Abell 2151 Hercules Galaxy Cluster is a cluster of approximately 100 galaxies 500 to 650 million light years away within the constellation of Hercules. The brightest galaxy NGC 6050 and is interacting spiral galaxy 24″ x 18″ magnitude 15.4 , also known as NGC 6050A and NGC5060B. Data on this group continues to change as more is learned. Most current information list a general distance of 509 million light years and 300 member galaxies.
I am amazed what a 5.5″ APO Refractor can do and coupled with an SBIG ST10XME CCD (KAF3200 CCD Chip) can really go deep. The camera is one of the most sensitive front illuminated CCD chips available. The quantum efficiency is around 85-86% at peak.
So I attempted my own Deep Field, while setting up remotely here in Oregon for one night. I wanted to go as deep as I could and took over 4 hours of CCD images to capture as many galaxies as possible. My Luminous frames were 5, 10 and 20 minutes. I have counted over 200 plus galaxies in this image. The are so many tiny specs that, when compared to a Hubble Telescope image, they are in fact galaxies. I am confident some of these galaxies are over a billion light years away. In perspective, that would mean a medium sized amateur telescope and CCD went back one twelfth the age of the Universe…
You can see several interacting galaxies that are within the Hercules Cluster.
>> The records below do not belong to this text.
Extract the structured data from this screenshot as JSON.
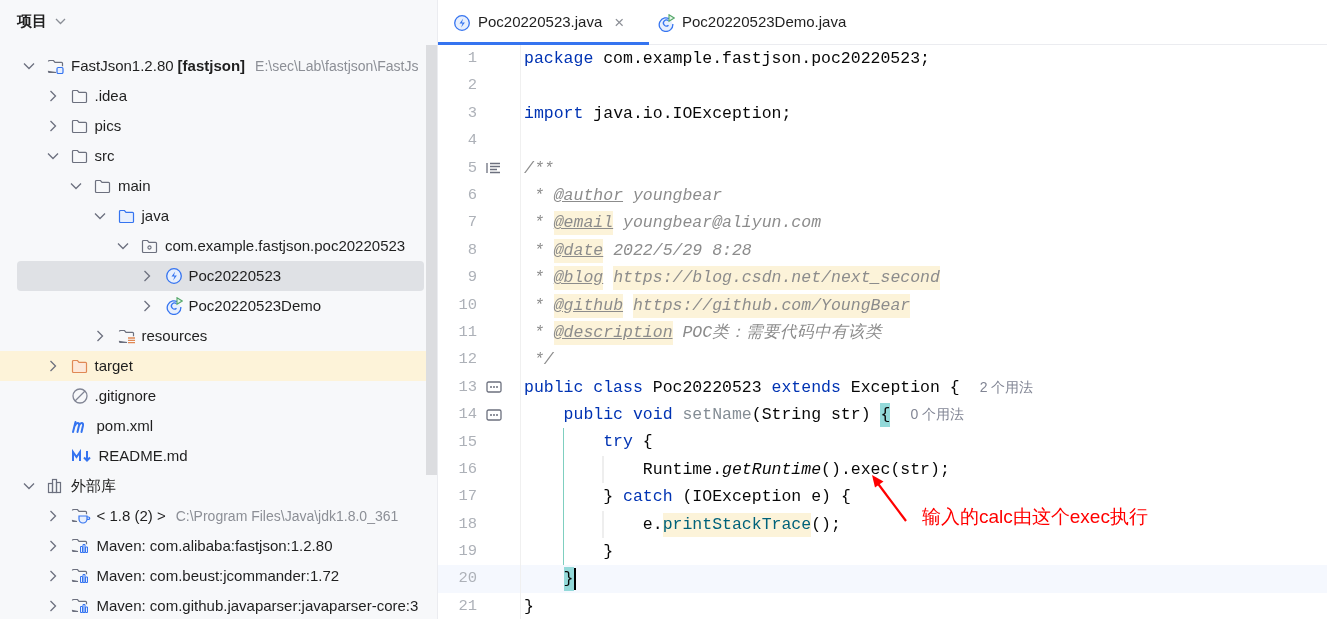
{
  "project_panel": {
    "title": "项目",
    "tree": [
      {
        "kind": "module",
        "label": "FastJson1.2.80",
        "bold_label": "[fastjson]",
        "detail": "E:\\sec\\Lab\\fastjson\\FastJs",
        "expanded": true,
        "selected": false,
        "children": [
          {
            "kind": "folder",
            "label": ".idea",
            "expanded": false,
            "selected": false
          },
          {
            "kind": "folder",
            "label": "pics",
            "expanded": false,
            "selected": false
          },
          {
            "kind": "folder",
            "label": "src",
            "expanded": true,
            "selected": false,
            "children": [
              {
                "kind": "folder",
                "label": "main",
                "expanded": true,
                "selected": false,
                "children": [
                  {
                    "kind": "source-folder",
                    "label": "java",
                    "expanded": true,
                    "selected": false,
                    "children": [
                      {
                        "kind": "package",
                        "label": "com.example.fastjson.poc20220523",
                        "expanded": true,
                        "selected": false,
                        "children": [
                          {
                            "kind": "exception-class",
                            "label": "Poc20220523",
                            "expanded": false,
                            "selected": true
                          },
                          {
                            "kind": "runnable-class",
                            "label": "Poc20220523Demo",
                            "expanded": false,
                            "selected": false
                          }
                        ]
                      }
                    ]
                  },
                  {
                    "kind": "resources",
                    "label": "resources",
                    "expanded": false,
                    "selected": false
                  }
                ]
              }
            ]
          },
          {
            "kind": "excluded-folder",
            "label": "target",
            "expanded": false,
            "selected": false
          },
          {
            "kind": "ignore-file",
            "label": ".gitignore",
            "selected": false
          },
          {
            "kind": "maven-file",
            "label": "pom.xml",
            "selected": false
          },
          {
            "kind": "markdown-file",
            "label": "README.md",
            "selected": false
          }
        ]
      },
      {
        "kind": "libraries",
        "label": "外部库",
        "expanded": true,
        "selected": false,
        "children": [
          {
            "kind": "jdk",
            "label": "< 1.8 (2) >",
            "detail": "C:\\Program Files\\Java\\jdk1.8.0_361",
            "expanded": false,
            "selected": false
          },
          {
            "kind": "library",
            "label": "Maven: com.alibaba:fastjson:1.2.80",
            "expanded": false,
            "selected": false
          },
          {
            "kind": "library",
            "label": "Maven: com.beust:jcommander:1.72",
            "expanded": false,
            "selected": false
          },
          {
            "kind": "library",
            "label": "Maven: com.github.javaparser:javaparser-core:3",
            "expanded": false,
            "selected": false
          }
        ]
      }
    ]
  },
  "editor": {
    "tabs": [
      {
        "kind": "exception-class",
        "label": "Poc20220523.java",
        "close": "×",
        "selected": true
      },
      {
        "kind": "runnable-class",
        "label": "Poc20220523Demo.java",
        "selected": false
      }
    ],
    "lines": [
      {
        "number": "1",
        "kind": "code",
        "current": false,
        "tokens": [
          {
            "kind": "kw",
            "text": "package"
          },
          {
            "kind": "text",
            "text": " com.example.fastjson.poc20220523;"
          }
        ]
      },
      {
        "number": "2",
        "kind": "code",
        "current": false
      },
      {
        "number": "3",
        "kind": "code",
        "current": false,
        "tokens": [
          {
            "kind": "kw",
            "text": "import"
          },
          {
            "kind": "text",
            "text": " java.io.IOException;"
          }
        ]
      },
      {
        "number": "4",
        "kind": "code",
        "current": false
      },
      {
        "number": "5",
        "kind": "doc-start",
        "current": false,
        "tokens": [
          {
            "kind": "doc",
            "text": "/**"
          }
        ]
      },
      {
        "number": "6",
        "kind": "code",
        "current": false,
        "tokens": [
          {
            "kind": "doc",
            "text": " *"
          },
          {
            "kind": "doc-tag",
            "text": " @author"
          },
          {
            "kind": "doc",
            "text": " youngbear"
          }
        ]
      },
      {
        "number": "7",
        "kind": "code",
        "current": false,
        "tokens": [
          {
            "kind": "doc",
            "text": " *"
          },
          {
            "kind": "doc-tag-hl",
            "text": " @email"
          },
          {
            "kind": "doc",
            "text": " youngbear@aliyun.com"
          }
        ]
      },
      {
        "number": "8",
        "kind": "code",
        "current": false,
        "tokens": [
          {
            "kind": "doc",
            "text": " *"
          },
          {
            "kind": "doc-tag-hl",
            "text": " @date"
          },
          {
            "kind": "doc",
            "text": " 2022/5/29 8:28"
          }
        ]
      },
      {
        "number": "9",
        "kind": "code",
        "current": false,
        "tokens": [
          {
            "kind": "doc",
            "text": " *"
          },
          {
            "kind": "doc-tag-hl",
            "text": " @blog"
          },
          {
            "kind": "doc-hl",
            "text": " https://blog.csdn.net/next_second"
          }
        ]
      },
      {
        "number": "10",
        "kind": "code",
        "current": false,
        "tokens": [
          {
            "kind": "doc",
            "text": " *"
          },
          {
            "kind": "doc-tag-hl",
            "text": " @github"
          },
          {
            "kind": "doc-hl",
            "text": " https://github.com/YoungBear"
          }
        ]
      },
      {
        "number": "11",
        "kind": "code",
        "current": false,
        "tokens": [
          {
            "kind": "doc",
            "text": " *"
          },
          {
            "kind": "doc-tag-hl",
            "text": " @description"
          },
          {
            "kind": "doc",
            "text": " POC类：需要代码中有该类"
          }
        ]
      },
      {
        "number": "12",
        "kind": "code",
        "current": false,
        "tokens": [
          {
            "kind": "doc",
            "text": " */"
          }
        ]
      },
      {
        "number": "13",
        "kind": "declaration",
        "current": false,
        "tokens": [
          {
            "kind": "kw",
            "text": "public class"
          },
          {
            "kind": "text",
            "text": " Poc20220523"
          },
          {
            "kind": "kw",
            "text": " extends"
          },
          {
            "kind": "text",
            "text": " Exception {"
          },
          {
            "kind": "hint",
            "text": "2 个用法"
          }
        ]
      },
      {
        "number": "14",
        "kind": "declaration",
        "current": false,
        "tokens": [
          {
            "kind": "kw",
            "text": "    public void"
          },
          {
            "kind": "method",
            "text": " setName"
          },
          {
            "kind": "text",
            "text": "(String str)"
          },
          {
            "kind": "brace-hl",
            "text": " {"
          },
          {
            "kind": "hint",
            "text": "0 个用法"
          }
        ]
      },
      {
        "number": "15",
        "kind": "code",
        "current": false,
        "tokens": [
          {
            "kind": "kw",
            "text": "        try"
          },
          {
            "kind": "text",
            "text": " {"
          }
        ]
      },
      {
        "number": "16",
        "kind": "code",
        "current": false,
        "tokens": [
          {
            "kind": "text",
            "text": "            Runtime."
          },
          {
            "kind": "static-call",
            "text": "getRuntime"
          },
          {
            "kind": "text",
            "text": "().exec(str);"
          }
        ]
      },
      {
        "number": "17",
        "kind": "code",
        "current": false,
        "tokens": [
          {
            "kind": "text",
            "text": "        }"
          },
          {
            "kind": "kw",
            "text": " catch"
          },
          {
            "kind": "text",
            "text": " (IOException e) {"
          }
        ]
      },
      {
        "number": "18",
        "kind": "code",
        "current": false,
        "tokens": [
          {
            "kind": "text",
            "text": "            e."
          },
          {
            "kind": "method-hl",
            "text": "printStackTrace"
          },
          {
            "kind": "text",
            "text": "();"
          }
        ]
      },
      {
        "number": "19",
        "kind": "code",
        "current": false,
        "tokens": [
          {
            "kind": "text",
            "text": "        }"
          }
        ]
      },
      {
        "number": "20",
        "kind": "code",
        "current": true,
        "tokens": [
          {
            "kind": "brace-hl",
            "text": "    }"
          }
        ]
      },
      {
        "number": "21",
        "kind": "code",
        "current": false,
        "tokens": [
          {
            "kind": "text",
            "text": "}"
          }
        ]
      }
    ],
    "annotation": {
      "text": "输入的calc由这个exec执行"
    }
  }
}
While this is no-where near what larger instruments can resolve with long exposures I am pleased with what a small telescope can accomplish in one night.